*Work instruction*
All of the records below must be reproduced exactly, minus any pictures.

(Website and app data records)
BEGIN
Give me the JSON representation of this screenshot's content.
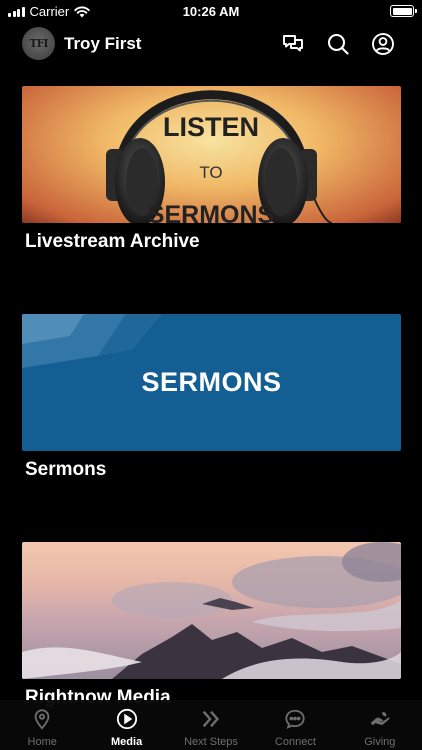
{
  "status_bar": {
    "carrier": "Carrier",
    "time": "10:26 AM",
    "battery_level": 1.0
  },
  "header": {
    "title": "Troy First",
    "avatar_icon": "church-logo-icon",
    "actions": [
      {
        "icon": "chat-bubbles-icon"
      },
      {
        "icon": "search-icon"
      },
      {
        "icon": "profile-icon"
      }
    ]
  },
  "feed": {
    "items": [
      {
        "title": "Livestream Archive",
        "image": {
          "icon": "headphones-icon",
          "line1": "LISTEN",
          "line2": "TO",
          "line3": "SERMONS"
        }
      },
      {
        "title": "Sermons",
        "image": {
          "text": "SERMONS"
        }
      },
      {
        "title": "Rightnow Media",
        "image": {
          "icon": "mountain-clouds-icon"
        }
      }
    ]
  },
  "tab_bar": {
    "tabs": [
      {
        "label": "Home",
        "icon": "location-pin-icon",
        "active": false
      },
      {
        "label": "Media",
        "icon": "play-circle-icon",
        "active": true
      },
      {
        "label": "Next Steps",
        "icon": "double-chevron-icon",
        "active": false
      },
      {
        "label": "Connect",
        "icon": "chat-dots-icon",
        "active": false
      },
      {
        "label": "Giving",
        "icon": "giving-hand-icon",
        "active": false
      }
    ]
  },
  "colors": {
    "background": "#000000",
    "sermons_blue": "#135e92",
    "tab_inactive": "#6e6e6e",
    "tab_active": "#ffffff"
  }
}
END
*Result*
Give me the JSON representation of this screenshot's content.
{
  "status_bar": {
    "carrier": "Carrier",
    "time": "10:26 AM",
    "battery_level": 1.0
  },
  "header": {
    "title": "Troy First",
    "avatar_icon": "church-logo-icon",
    "actions": [
      {
        "icon": "chat-bubbles-icon"
      },
      {
        "icon": "search-icon"
      },
      {
        "icon": "profile-icon"
      }
    ]
  },
  "feed": {
    "items": [
      {
        "title": "Livestream Archive",
        "image": {
          "icon": "headphones-icon",
          "line1": "LISTEN",
          "line2": "TO",
          "line3": "SERMONS"
        }
      },
      {
        "title": "Sermons",
        "image": {
          "text": "SERMONS"
        }
      },
      {
        "title": "Rightnow Media",
        "image": {
          "icon": "mountain-clouds-icon"
        }
      }
    ]
  },
  "tab_bar": {
    "tabs": [
      {
        "label": "Home",
        "icon": "location-pin-icon",
        "active": false
      },
      {
        "label": "Media",
        "icon": "play-circle-icon",
        "active": true
      },
      {
        "label": "Next Steps",
        "icon": "double-chevron-icon",
        "active": false
      },
      {
        "label": "Connect",
        "icon": "chat-dots-icon",
        "active": false
      },
      {
        "label": "Giving",
        "icon": "giving-hand-icon",
        "active": false
      }
    ]
  },
  "colors": {
    "background": "#000000",
    "sermons_blue": "#135e92",
    "tab_inactive": "#6e6e6e",
    "tab_active": "#ffffff"
  }
}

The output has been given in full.